By James Donahue
 
The great port city of Heracleion was long a place of Greek mythology. It was a place named after the Greek God Hercules, who was said to have visited there. Helen of Troy and her lover, Paris were said to have also walked its streets. Great ships from all over the world were said to have visited the place.

For centuries this ancient city was but a legend since no trace of it was ever found. Then in 2000, when French underwater archaeologist Dr. Franck Goddio was searching at the mouth of the Nile River for the remains of ancient French warships, he discovered Heracleion instead.

As archaeological exploration has gone on, the evidence has become clear. Heracleion not only existed, but it was indeed a great port city and perhaps even more than historians ever expected it to be.
 
The mystery is why this amazing place completely disappeared beneath the Mediterranean about 1,200 years ago and became nearly lost from the historical record. The very name was preserved only in ancient classic writings and a few inscriptions found carved in stone by archaeologists.
  
The old Egyptian and Greek names for this city also recorded it as Thonis. How this city gained two different names also remains somewhat of a mystery. Research at the site has revealed that the city actually had two different names. The Greeks called it Heracleion and the Egyptians named it Thonis.
 
Already found at the site are the remains of several great temples, including the temple of Amun, the remains of over 60 ships that apparently sank into the sea with the city, giant 16-foot stone statues, buildings with inscriptions, jewelry, coins, ceramics and the remains of a civilization that just disappeared, almost without giving its inhabitants time to escape with their personal things. Heracleion has been called a civilization frozen in time.

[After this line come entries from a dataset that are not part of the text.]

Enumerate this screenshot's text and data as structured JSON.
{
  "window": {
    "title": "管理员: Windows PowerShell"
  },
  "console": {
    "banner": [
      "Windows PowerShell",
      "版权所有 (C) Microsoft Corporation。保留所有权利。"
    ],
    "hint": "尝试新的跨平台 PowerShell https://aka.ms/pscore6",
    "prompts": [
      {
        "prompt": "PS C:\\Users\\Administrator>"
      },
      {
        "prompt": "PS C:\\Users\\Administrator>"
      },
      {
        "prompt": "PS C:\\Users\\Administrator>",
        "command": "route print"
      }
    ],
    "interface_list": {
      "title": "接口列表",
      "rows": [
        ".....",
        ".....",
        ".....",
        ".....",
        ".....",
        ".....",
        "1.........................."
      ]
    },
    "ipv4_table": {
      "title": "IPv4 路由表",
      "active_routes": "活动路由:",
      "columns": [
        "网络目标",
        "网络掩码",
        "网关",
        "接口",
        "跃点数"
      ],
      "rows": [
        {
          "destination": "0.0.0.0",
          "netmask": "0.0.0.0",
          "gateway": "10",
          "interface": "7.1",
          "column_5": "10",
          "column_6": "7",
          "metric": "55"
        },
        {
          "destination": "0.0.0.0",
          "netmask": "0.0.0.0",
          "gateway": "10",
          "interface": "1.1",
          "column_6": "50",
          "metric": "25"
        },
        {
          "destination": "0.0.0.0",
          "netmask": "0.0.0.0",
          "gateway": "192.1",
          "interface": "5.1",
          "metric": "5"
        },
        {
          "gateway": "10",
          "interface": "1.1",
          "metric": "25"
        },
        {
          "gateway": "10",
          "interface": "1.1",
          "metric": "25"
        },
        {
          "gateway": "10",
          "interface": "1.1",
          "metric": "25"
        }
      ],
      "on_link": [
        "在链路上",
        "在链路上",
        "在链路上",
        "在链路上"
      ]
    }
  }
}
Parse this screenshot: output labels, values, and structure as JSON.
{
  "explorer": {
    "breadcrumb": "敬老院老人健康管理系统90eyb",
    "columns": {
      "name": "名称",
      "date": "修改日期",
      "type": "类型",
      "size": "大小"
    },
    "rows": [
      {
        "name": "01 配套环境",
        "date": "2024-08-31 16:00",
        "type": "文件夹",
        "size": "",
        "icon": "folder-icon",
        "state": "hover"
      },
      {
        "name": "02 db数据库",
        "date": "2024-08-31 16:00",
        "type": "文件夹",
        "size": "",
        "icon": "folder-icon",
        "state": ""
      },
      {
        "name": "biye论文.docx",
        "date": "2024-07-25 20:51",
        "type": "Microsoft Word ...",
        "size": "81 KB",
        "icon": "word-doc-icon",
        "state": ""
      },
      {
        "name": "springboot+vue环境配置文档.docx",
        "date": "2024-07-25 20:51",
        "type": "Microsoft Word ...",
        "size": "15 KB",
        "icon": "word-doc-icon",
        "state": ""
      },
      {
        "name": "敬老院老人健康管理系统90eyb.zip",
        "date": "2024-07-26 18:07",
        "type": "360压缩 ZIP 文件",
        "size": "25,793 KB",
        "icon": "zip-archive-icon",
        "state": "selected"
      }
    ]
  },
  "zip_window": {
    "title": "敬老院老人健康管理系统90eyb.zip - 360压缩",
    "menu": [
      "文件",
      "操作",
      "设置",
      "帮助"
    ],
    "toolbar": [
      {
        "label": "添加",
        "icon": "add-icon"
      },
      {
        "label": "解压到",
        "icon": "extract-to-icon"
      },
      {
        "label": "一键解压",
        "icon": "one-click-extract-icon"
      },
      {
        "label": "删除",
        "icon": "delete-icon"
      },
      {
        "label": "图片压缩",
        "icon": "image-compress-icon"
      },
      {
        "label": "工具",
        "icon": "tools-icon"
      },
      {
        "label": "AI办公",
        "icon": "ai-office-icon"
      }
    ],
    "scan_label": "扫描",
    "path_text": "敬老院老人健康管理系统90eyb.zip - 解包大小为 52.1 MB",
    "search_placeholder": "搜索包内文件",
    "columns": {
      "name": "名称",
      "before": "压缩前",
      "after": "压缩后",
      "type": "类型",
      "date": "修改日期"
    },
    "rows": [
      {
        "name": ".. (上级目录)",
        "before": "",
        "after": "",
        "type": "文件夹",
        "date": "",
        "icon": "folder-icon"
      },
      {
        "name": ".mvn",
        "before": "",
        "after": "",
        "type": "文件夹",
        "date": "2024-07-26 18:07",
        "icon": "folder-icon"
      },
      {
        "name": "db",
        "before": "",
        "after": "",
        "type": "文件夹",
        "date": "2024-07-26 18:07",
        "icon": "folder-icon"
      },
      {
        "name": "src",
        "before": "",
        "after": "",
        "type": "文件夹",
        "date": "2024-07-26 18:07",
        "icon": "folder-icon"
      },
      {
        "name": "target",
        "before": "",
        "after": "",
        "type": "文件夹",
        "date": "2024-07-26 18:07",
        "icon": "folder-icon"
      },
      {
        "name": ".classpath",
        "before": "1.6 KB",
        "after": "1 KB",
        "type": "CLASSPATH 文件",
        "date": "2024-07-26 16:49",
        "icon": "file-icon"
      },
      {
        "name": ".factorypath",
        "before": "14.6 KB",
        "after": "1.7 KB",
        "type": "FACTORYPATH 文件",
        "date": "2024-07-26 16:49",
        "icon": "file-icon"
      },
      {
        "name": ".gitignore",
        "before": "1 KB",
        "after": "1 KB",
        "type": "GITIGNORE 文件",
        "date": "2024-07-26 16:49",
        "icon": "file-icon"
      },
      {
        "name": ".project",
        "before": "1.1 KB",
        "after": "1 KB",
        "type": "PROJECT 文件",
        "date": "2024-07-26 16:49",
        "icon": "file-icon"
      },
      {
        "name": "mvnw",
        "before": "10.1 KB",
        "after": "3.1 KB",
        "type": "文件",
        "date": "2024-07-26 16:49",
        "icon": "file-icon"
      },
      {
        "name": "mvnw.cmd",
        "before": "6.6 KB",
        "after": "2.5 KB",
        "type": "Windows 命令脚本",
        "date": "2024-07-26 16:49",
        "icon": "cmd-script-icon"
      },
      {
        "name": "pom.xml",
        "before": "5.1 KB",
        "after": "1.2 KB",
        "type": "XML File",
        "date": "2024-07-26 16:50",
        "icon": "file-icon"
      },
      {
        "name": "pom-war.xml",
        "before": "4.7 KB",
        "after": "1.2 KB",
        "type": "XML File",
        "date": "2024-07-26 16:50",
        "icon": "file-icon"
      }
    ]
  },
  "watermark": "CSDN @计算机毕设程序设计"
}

Because it lies 150 feet under the sea, the archaeological exploration has been a slow process. The remains of the city are so large, covering an area estimated from 11 to 15 kilometers wide in western Aboukir Bay, some are estimating that the work will continue there for the next 200 years before all of the city’s secrets are known.

This much is believed. The city was probably founded around the eighth century BC, it rose to prominence as a place of great beauty and a center of commerce between the sixth and fourth century BC, and then sank into the sea. It was replaced by the City of Alexandria, which became a great center of knowledge and the arts.

One of the researchers, Dr. Damian Robinson, director of the Oxford Center for Maritime Archaeology, said in a recent interview that the site is amazingly preserved. “We are getting a rich picture of things like the trade that was going on there and the nature of the maritime economy in the Egyptian late period. There were things coming in from Greece and the Phoenicians.”

The site offers the largest number of ancient ships ever found in one place; all of them well preserved after lying buried under layers of clay and sand at the sea bottom for centuries.

The divers also have found over 700 ship anchors and a vast network of canals and channels that appeared to have given the city a sense of resting on a series of islands.